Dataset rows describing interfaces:
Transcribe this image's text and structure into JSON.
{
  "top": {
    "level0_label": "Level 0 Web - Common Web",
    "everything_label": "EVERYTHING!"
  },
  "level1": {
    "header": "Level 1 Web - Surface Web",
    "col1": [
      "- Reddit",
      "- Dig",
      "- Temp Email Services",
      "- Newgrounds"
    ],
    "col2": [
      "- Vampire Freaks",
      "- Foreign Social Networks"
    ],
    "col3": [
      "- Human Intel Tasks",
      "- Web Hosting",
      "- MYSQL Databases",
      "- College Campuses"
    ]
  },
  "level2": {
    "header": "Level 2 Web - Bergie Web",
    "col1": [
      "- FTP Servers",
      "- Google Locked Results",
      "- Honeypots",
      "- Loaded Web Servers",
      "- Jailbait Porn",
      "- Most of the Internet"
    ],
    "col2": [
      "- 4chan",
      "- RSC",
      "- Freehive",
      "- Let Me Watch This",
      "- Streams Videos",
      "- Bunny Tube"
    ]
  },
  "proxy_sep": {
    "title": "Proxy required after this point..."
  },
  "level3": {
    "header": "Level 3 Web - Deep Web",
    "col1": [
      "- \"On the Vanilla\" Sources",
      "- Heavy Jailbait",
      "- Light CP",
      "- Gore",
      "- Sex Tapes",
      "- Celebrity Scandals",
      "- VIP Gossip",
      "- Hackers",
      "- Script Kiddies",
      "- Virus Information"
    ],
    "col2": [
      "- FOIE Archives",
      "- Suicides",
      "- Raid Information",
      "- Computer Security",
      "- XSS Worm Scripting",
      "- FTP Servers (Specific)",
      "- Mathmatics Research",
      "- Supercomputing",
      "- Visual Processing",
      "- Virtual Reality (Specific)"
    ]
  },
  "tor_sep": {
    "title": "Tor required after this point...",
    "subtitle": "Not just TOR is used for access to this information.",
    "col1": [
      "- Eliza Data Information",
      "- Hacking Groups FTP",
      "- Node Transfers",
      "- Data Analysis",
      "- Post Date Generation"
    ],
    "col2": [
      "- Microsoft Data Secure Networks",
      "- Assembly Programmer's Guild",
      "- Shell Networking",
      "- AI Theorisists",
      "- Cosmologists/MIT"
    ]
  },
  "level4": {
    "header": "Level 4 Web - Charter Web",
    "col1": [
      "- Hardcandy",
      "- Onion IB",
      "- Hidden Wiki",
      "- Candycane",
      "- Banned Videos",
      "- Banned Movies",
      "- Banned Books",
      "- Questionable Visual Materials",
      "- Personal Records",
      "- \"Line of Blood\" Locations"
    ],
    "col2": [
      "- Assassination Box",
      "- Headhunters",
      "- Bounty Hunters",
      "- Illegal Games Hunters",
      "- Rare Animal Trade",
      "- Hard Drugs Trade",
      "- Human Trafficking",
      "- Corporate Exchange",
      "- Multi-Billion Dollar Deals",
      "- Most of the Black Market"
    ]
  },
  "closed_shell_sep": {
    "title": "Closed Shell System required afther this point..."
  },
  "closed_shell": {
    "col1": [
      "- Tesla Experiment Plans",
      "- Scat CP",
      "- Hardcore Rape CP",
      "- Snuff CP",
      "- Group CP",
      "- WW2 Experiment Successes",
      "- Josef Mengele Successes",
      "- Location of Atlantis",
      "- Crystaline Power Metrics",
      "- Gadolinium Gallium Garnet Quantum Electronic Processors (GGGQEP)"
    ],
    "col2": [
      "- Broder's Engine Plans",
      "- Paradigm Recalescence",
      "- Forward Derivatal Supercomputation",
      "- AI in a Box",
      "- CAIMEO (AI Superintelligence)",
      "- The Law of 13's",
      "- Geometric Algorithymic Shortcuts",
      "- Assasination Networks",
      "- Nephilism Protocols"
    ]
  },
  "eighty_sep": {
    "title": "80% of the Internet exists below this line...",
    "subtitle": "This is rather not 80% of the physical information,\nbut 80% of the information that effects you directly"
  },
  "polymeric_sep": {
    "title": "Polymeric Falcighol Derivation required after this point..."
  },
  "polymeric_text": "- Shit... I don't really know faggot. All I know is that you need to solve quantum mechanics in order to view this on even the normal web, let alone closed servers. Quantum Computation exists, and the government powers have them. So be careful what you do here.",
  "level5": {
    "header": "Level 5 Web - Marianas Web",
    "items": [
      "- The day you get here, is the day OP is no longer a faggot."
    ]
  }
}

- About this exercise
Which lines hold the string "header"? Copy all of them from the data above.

- Output for this task
    "header": "Level 1 Web - Surface Web",
    "header": "Level 2 Web - Bergie Web",
    "header": "Level 3 Web - Deep Web",
    "header": "Level 4 Web - Charter Web",
    "header": "Level 5 Web - Marianas Web",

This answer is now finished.